Years later, when Karin Gilford, an early employee at Launch Media, Mr. Goldberg’s digital music company, became a mother, he knew exactly what to do. He kept giving her challenging assignments, she recalled, but also let her work from home one day a week. After Yahoo acquired Launch, Mr. Goldberg became known for distributing roses to all the women in the office on Valentine’s Day.
Ms. Sandberg, who often describes herself as bossy-in-a-good-way, enchanted him when they became friendly in the mid-1990s. He “was smitten with her,” Ms. Chessen remembered. Ms. Sandberg was dating someone else, but Mr. Goldberg still hung around, even helping her and her then-boyfriend move, recalled Bob Roback, a friend and co-founder of Launch. When they finally married in 2004, friends remember thinking how similar the two were, and that the qualities that might have made Ms. Sandberg intimidating to some men drew Mr. Goldberg to her even more.
Over the next decade, Mr. Goldberg and Ms. Sandberg pioneered new ways of capturing information online, had a son and then a daughter, became immensely wealthy, and hashed out their who-does-what-in-this-marriage issues.
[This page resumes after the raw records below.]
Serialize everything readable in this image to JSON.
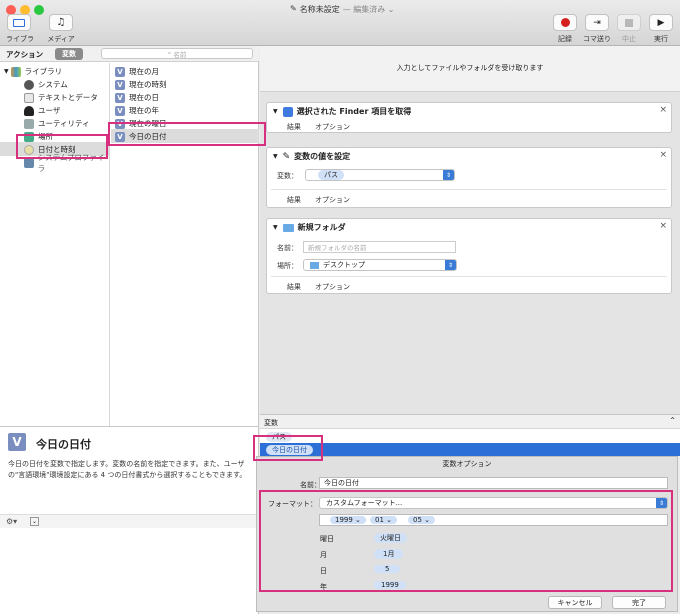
{
  "window": {
    "title": "名称未設定",
    "subtitle": "— 編集済み ⌄"
  },
  "toolbar": {
    "library": "ライブラリ",
    "media": "メディア",
    "record": "記録",
    "step": "コマ送り",
    "stop": "中止",
    "run": "実行"
  },
  "left": {
    "tab_actions": "アクション",
    "tab_variables": "変数",
    "search_placeholder": "名前",
    "library": "ライブラリ",
    "categories": [
      "システム",
      "テキストとデータ",
      "ユーザ",
      "ユーティリティ",
      "場所",
      "日付と時刻",
      "システムプロファイラ"
    ],
    "variables": [
      "現在の月",
      "現在の時刻",
      "現在の日",
      "現在の年",
      "現在の曜日",
      "今日の日付"
    ]
  },
  "description": {
    "title": "今日の日付",
    "body": "今日の日付を変数で指定します。変数の名前を指定できます。また、ユーザの\"言語環境\"環境設定にある 4 つの日付書式から選択することもできます。"
  },
  "workflow": {
    "hint": "入力としてファイルやフォルダを受け取ります",
    "a1": {
      "title": "選択された Finder 項目を取得",
      "results": "結果",
      "options": "オプション"
    },
    "a2": {
      "title": "変数の値を設定",
      "var_label": "変数：",
      "var_value": "パス",
      "results": "結果",
      "options": "オプション"
    },
    "a3": {
      "title": "新規フォルダ",
      "name_label": "名前：",
      "name_placeholder": "新規フォルダの名前",
      "where_label": "場所：",
      "where_value": "デスクトップ",
      "results": "結果",
      "options": "オプション"
    }
  },
  "varpanel": {
    "header": "変数",
    "items": [
      "パス",
      "今日の日付"
    ]
  },
  "options": {
    "title": "変数オプション",
    "name_label": "名前：",
    "name_value": "今日の日付",
    "format_label": "フォーマット：",
    "format_value": "カスタムフォーマット...",
    "year": "1999",
    "month": "01",
    "day": "05",
    "rows": [
      {
        "label": "曜日",
        "value": "火曜日"
      },
      {
        "label": "月",
        "value": "1月"
      },
      {
        "label": "日",
        "value": "5"
      },
      {
        "label": "年",
        "value": "1999"
      }
    ],
    "cancel": "キャンセル",
    "done": "完了"
  },
  "colors": {
    "highlight": "#d6307f",
    "selection": "#2c6fd6",
    "token": "#cfe0f7"
  }
}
Mr. Goldberg’s commute from the Bay Area to Los Angeles became a strain, so he relocated, later joking that he “lost the coin flip” of where they would live. He paid the bills, she planned the birthday parties, and both often left their offices at 5:30 so they could eat dinner with their children before resuming work afterward.
Friends in Silicon Valley say they were careful to conduct their careers separately, politely refusing when outsiders would ask one about the other’s work: Ms. Sandberg’s role building Facebook into an information and advertising powerhouse, and Mr. Goldberg at SurveyMonkey, which made polling faster and cheaper. But privately, their work was intertwined. He often began statements to his team with the phrase “Well, Sheryl said” sharing her business advice. He counseled her, too, starting with her salary negotiations with Mark Zuckerberg.
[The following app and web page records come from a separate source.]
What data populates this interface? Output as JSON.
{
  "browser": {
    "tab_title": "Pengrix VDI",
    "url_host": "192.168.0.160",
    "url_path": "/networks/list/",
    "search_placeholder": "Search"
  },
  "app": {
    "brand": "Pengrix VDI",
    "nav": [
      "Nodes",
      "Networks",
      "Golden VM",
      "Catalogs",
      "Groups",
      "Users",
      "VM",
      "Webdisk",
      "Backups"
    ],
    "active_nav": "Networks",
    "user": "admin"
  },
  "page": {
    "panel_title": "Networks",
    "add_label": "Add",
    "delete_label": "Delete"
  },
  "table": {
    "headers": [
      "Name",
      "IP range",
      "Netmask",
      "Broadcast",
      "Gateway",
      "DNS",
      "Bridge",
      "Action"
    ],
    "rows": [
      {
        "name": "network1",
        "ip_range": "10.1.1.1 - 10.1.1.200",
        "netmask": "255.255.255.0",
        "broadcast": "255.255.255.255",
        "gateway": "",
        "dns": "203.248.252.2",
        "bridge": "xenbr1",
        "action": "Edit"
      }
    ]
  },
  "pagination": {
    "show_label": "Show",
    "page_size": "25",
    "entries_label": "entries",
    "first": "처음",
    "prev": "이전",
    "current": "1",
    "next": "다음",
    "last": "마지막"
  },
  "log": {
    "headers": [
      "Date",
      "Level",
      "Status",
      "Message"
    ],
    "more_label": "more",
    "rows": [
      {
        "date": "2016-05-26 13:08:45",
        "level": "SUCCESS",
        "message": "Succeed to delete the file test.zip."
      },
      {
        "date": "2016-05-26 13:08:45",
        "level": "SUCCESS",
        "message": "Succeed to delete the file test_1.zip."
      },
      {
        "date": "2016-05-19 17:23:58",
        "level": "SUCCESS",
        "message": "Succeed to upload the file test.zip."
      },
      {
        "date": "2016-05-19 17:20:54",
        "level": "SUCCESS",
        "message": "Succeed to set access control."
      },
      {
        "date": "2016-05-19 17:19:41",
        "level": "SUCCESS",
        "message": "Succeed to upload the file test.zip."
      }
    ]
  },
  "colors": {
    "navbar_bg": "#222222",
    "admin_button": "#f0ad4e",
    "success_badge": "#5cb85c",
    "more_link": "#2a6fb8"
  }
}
“I wanted Mark to really feel he stretched to get Sheryl, because she was worth it,” Mr. Goldberg explained in a 2013 “60 Minutes” interview, his Minnesota accent and his smile intact as he offered a rare peek of the intersection of marriage and money at the top of corporate life.
While his wife grew increasingly outspoken about women’s advancement, Mr. Goldberg quietly advised the men in the office on family and partnership matters, an associate said. Six out of 16 members of SurveyMonkey’s management team are female, an almost unheard-of ratio among Silicon Valley “unicorns,” or companies valued at over $1 billion.
When Mellody Hobson, a friend and finance executive, wrote a chapter of “Lean In” about women of color for the college edition of the book, Mr. Goldberg gave her feedback on the draft, a clue to his deep involvement. He joked with Ms. Hobson that she was too long-winded, like Ms. Sandberg, but aside from that, he said he loved the chapter, she said in an interview.
By then, Mr. Goldberg was a figure of fascination who inspired a “where can I get one of those?” reaction among many of the women who had read the best seller “Lean In.” Some lamented that Ms. Sandberg’s advice hinged too much on marrying a Dave Goldberg, who was humble enough to plan around his wife, attentive enough to worry about which shoes his young daughter would wear, and rich enough to help pay for the help that made the family’s balancing act manageable.
Now that he is gone, and Ms. Sandberg goes from being half of a celebrated partnership to perhaps the business world’s most prominent single mother, the pages of “Lean In” carry a new sting of loss.
“We are never at 50-50 at any given moment — perfect equality is hard to define or sustain — but we allow the pendulum to swing back and forth between us,” she wrote in 2013, adding that they were looking forward to raising teenagers together.
“Fortunately, I have Dave to figure it out with me,” she wrote.